State Senator Mary Lazich (R-New Berlin) represents parts of four counties: Milwaukee, Waukesha, Racine, and Walworth. Her Senate District 28 includes New Berlin, Franklin, Greendale, Hales Corners, Muskego, Waterford, Big Bend, the town of Vernon and parts of Greenfield, East Troy, and Mukwonago. Senator Lazich has been in the Legislature for more than a decade. She considers herself a tireless crusader for lower taxes, reduced spending and smaller government.
It has been about five months since Governor Doyle signed the 2009-11 state budget that allows the early release of certain felons. As the Milwaukee Journal Sentinel reports, “Not a single inmate has been released - and no money has been saved. Because of a lengthy inmate review process that must be conducted by Wisconsin Department of Corrections staff, the first inmate won't be released until next year, the agency says.”
Please take your time, everyone.
During this year’s state budget deliberations, I blogged, “Suggestions to save the state over $2 billion and ease prison overcrowding involve locking up fewer criminals and releasing many from custody early. The Council of State Governments Justice Center has made a series of recommendations to the state Legislature. They include alternatives that result in reduced incarceration. That is a recipe for even greater costs and harm to society.

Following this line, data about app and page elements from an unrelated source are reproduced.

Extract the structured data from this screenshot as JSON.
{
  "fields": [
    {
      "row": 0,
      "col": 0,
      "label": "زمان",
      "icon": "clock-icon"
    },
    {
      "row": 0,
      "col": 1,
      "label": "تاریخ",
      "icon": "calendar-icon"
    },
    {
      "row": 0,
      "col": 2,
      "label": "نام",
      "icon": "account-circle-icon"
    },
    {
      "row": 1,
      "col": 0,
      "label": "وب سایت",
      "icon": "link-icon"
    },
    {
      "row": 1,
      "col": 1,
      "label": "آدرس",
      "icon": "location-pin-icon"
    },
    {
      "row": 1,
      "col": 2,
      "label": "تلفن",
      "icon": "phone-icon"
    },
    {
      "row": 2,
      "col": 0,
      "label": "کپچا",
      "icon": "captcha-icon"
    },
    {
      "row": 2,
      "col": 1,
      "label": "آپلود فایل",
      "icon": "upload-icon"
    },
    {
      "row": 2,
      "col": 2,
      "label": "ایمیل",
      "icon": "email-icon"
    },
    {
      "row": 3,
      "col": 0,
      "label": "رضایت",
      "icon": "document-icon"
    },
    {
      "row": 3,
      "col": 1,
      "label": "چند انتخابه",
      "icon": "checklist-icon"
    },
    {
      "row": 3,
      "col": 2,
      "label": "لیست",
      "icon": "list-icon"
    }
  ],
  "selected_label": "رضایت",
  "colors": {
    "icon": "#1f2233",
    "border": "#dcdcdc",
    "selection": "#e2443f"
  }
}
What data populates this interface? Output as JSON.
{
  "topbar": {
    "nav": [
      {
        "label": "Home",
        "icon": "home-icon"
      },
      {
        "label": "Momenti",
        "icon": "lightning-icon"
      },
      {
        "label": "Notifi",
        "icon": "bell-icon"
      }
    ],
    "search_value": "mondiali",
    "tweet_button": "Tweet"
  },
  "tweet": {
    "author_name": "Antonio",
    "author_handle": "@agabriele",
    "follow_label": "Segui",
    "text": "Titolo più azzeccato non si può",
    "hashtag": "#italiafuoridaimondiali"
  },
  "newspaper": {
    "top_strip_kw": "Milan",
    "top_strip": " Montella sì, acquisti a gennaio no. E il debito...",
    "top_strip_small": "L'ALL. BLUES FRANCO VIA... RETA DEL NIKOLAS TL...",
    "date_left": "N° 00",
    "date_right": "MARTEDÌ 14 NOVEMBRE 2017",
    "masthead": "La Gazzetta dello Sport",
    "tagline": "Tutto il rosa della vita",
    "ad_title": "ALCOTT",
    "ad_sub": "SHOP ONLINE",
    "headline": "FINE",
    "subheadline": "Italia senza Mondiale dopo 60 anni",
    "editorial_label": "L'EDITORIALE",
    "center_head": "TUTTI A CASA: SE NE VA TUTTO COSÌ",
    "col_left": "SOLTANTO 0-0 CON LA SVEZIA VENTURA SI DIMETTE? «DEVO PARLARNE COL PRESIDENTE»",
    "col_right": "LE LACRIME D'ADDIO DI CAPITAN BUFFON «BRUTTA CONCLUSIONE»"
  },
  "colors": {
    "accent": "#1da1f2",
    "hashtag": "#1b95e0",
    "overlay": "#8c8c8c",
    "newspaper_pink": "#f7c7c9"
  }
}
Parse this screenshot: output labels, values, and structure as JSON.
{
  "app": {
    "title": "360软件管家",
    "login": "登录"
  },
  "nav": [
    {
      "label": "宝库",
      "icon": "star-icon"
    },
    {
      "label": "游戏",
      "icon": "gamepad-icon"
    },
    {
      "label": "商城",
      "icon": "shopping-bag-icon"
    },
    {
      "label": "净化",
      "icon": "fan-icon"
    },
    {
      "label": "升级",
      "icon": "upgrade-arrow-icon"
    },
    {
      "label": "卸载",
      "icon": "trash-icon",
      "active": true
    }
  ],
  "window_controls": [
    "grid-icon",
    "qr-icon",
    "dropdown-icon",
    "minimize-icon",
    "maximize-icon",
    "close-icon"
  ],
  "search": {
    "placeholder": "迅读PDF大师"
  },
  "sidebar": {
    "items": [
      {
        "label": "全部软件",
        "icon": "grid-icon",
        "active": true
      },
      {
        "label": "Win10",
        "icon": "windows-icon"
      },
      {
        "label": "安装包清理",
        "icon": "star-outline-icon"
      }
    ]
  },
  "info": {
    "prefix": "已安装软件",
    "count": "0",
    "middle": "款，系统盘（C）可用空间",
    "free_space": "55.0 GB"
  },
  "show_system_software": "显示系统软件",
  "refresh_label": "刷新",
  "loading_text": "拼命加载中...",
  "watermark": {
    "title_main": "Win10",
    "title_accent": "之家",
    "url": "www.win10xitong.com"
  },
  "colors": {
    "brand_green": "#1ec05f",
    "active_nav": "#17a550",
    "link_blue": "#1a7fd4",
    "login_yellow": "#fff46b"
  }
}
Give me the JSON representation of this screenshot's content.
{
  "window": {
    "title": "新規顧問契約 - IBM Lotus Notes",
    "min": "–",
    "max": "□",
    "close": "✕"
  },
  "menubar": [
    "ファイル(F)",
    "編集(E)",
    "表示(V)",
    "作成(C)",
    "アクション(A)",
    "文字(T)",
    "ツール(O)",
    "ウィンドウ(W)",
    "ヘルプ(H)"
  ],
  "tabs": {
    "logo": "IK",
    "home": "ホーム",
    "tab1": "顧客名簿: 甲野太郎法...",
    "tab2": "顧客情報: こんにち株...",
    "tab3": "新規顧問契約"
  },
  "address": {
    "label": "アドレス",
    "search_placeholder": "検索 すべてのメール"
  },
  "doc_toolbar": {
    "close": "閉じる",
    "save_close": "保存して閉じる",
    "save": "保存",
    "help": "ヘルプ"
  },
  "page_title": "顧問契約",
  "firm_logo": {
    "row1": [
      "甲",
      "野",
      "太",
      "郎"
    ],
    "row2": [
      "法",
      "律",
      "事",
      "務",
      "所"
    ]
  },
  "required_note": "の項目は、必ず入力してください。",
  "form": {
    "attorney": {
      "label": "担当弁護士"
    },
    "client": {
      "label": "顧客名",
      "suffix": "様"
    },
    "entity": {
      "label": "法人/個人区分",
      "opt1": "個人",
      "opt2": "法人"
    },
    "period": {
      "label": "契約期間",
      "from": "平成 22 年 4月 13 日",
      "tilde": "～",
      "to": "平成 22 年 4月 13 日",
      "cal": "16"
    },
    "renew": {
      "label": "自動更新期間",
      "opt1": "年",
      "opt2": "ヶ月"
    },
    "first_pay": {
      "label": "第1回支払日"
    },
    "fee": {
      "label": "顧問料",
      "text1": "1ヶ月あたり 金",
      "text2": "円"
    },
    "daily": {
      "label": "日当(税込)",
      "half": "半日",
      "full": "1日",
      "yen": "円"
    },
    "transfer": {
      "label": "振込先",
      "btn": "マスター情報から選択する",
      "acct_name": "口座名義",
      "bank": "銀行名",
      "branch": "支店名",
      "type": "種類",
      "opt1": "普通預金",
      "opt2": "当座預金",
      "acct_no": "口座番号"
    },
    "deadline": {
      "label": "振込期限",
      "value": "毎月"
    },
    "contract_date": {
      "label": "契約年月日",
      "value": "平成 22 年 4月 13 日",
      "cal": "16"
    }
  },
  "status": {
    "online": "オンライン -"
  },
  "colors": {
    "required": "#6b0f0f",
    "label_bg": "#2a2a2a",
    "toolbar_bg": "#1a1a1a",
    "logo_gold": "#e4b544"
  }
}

I added the following:
“Why is the prison population growing? The Capital Times also examined the Council of State Governments Justice Center report, writing that, ‘A majority of inmates are incarcerated because they re-offend or violate the terms of their release. In 2007, 55 percent of prison inmates had violated terms of their parole, probation or extended supervision or were re-offenders who had committed a new crime.’
And we want to release more of them earlier? Certainly, inmates inside prison cost the state. Do not forget all the costs of criminals to society.”
The Oregonian reports:
“A law intended to save taxpayers $6 million by lopping time off the sentences of
Nearly 800 of the 2,397 inmates approved for reduced sentences were sent to prison for crimes as serious as robbery, arson and attempted murder or had previous convictions for crimes against people, The Oregonian found in an examination of state corrections data.”
There is a call to repeal the
We cannot afford to ease up on corrections.